By Tania Martin
MARTIN Burt has been the saving grace for Cockatoo’s struggling RSL sub-branch.
He has stepped into the void created following the death of long-time president and World War II Digger, Bob Simonds.
The club faced closure in January with nobody at the helm. Despite admitting it has been a daunting task with some very ‘big shoes’ to fill, Mr Burt has stepped up to the plate.
But the ex-navy man said he couldn’t live with himself if he stood by and watched the RSL close.
“I couldn’t see the doors close and this place become covered in cobwebs, while I was at home thinking maybe I should have done something,” he said.
Mr Burt’s passion for serving his country will now be thrown into his club.
He joined the navy when only 17 as a musician – but he didn’t last long in the navy band.
“I was stuck on low brass practicing in a room the size of a small bathroom, so I requested a transfer,” Mr Burt said.
He then took on a role every young man aspires to be – a quartermaster gunner.
He learnt about all kinds of arms from small handguns to three-storey turrets on ships.
“It was fantastic and great for a young boy,” Mr Burt said.
He stayed in the navy for three years before becoming a pest controller.
Mr Burt tells people “joining up’’ was the best thing he has done – and he can often be heard trying to persuade others to join one of the services.
He never got the chance to go to war but wouldn’t call himself lucky for missing the action.
“It’s something I would have put my hand up for gladly. To fight for your country is why you are in there,” Mr Burt said.
Mr Burt is now planning on building up the Cockatoo RSL, which includes rejuvenating the club.
He said the sub-branch hoped to gain a $50,000 Veterans Affairs grant to spruce up the grounds and the rooms.
The plans include putting in a new verandah at the front and rejuvenating the old gun near the cenotaph.

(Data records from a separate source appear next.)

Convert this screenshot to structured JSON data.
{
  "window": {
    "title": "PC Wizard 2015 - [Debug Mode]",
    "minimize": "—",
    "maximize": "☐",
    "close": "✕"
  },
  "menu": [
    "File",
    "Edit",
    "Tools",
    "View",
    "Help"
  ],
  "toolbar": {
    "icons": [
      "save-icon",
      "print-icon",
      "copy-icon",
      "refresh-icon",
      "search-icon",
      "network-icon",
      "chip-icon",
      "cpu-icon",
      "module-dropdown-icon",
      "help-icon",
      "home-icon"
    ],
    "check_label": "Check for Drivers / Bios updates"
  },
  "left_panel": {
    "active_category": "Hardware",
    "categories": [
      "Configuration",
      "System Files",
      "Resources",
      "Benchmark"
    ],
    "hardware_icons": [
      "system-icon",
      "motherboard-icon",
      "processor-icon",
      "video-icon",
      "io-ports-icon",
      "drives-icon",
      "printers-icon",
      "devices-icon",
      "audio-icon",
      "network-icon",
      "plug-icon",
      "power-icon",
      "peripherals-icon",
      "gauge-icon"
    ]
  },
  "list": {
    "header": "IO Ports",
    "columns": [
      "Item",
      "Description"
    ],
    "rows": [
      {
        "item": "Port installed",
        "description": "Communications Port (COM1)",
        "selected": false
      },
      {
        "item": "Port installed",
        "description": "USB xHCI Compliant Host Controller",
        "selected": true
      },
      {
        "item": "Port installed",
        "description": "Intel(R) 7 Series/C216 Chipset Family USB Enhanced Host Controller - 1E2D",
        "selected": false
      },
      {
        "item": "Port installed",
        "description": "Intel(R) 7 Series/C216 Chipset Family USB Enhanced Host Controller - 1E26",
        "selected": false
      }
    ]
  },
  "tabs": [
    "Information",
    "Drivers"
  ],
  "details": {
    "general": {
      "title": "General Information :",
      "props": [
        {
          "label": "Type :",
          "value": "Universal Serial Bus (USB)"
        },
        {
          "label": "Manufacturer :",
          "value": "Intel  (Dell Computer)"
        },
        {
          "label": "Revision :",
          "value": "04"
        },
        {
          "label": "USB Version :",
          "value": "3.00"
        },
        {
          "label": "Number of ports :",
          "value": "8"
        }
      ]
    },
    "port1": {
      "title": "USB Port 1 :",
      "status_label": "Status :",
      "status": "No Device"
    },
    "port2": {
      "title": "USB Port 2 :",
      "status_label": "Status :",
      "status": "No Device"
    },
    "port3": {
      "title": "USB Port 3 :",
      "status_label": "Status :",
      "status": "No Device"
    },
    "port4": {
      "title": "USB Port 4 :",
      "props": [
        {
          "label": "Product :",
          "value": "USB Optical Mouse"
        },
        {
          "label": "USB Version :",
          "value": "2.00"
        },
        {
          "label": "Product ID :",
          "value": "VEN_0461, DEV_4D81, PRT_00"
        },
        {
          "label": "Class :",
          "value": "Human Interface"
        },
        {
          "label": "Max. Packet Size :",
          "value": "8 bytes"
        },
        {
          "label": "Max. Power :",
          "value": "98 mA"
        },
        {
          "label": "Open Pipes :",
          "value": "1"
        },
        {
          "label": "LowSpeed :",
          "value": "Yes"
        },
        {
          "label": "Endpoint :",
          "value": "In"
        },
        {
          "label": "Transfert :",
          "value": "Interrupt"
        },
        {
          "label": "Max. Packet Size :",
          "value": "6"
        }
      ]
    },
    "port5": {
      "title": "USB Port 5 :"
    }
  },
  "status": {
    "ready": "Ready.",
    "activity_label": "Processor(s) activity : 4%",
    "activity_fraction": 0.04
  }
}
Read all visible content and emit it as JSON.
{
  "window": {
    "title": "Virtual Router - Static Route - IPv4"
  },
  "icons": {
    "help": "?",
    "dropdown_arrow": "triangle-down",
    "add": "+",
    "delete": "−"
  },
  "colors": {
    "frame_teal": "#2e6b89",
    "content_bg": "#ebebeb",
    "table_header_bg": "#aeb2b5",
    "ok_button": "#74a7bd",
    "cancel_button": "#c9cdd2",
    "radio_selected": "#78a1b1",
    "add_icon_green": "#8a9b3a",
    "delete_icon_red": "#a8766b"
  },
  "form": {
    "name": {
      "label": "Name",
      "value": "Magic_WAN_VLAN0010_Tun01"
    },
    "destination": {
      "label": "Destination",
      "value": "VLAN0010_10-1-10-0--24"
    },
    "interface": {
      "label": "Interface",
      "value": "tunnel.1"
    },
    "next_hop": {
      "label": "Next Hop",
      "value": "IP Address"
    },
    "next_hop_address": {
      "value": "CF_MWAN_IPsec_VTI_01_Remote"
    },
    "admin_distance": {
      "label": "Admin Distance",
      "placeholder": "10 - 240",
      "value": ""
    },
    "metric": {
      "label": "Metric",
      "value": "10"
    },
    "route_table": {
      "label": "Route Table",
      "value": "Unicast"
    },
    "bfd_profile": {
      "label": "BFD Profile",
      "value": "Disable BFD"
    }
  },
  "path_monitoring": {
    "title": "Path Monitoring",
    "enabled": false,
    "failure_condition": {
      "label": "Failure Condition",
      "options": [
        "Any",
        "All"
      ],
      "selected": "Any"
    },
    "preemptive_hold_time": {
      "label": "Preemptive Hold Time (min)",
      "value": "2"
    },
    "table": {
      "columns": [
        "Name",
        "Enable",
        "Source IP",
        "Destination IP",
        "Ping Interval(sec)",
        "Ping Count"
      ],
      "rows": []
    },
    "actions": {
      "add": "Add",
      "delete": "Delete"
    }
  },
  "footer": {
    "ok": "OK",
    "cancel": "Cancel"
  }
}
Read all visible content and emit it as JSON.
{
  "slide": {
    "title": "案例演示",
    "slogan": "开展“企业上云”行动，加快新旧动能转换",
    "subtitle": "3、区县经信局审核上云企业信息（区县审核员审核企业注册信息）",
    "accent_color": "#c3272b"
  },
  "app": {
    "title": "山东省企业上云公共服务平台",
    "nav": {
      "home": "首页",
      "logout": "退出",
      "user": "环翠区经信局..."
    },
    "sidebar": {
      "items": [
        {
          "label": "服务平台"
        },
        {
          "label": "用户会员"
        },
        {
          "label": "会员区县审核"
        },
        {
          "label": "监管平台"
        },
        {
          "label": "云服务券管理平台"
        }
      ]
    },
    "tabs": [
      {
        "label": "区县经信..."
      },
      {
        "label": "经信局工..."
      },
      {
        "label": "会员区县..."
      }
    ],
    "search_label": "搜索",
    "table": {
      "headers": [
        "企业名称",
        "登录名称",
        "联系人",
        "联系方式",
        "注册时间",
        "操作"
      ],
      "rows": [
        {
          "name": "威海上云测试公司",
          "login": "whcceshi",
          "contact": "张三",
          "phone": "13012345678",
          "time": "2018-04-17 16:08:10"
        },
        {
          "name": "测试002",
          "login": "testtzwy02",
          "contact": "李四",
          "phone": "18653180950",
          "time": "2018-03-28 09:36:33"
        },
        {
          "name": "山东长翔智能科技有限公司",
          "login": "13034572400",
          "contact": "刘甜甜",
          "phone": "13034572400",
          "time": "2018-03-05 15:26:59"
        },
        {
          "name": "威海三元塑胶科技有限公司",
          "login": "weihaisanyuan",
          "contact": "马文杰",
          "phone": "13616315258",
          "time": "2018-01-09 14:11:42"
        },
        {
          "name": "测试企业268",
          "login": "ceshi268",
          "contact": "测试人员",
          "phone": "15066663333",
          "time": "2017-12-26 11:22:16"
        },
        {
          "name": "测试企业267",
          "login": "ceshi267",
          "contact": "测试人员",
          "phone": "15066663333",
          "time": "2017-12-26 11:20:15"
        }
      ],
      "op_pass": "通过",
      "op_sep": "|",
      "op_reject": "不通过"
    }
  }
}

Mr Burt said the cenotaph was also up for heritage listing, which would make it easier to gain cash to beautify the surrounding area. He also hopes to boost the number of Vietnam veterans at the club.
“We don’t seem to have any … there is a big hole there which we want to fill,” Mr Burt said.
By Tania Martin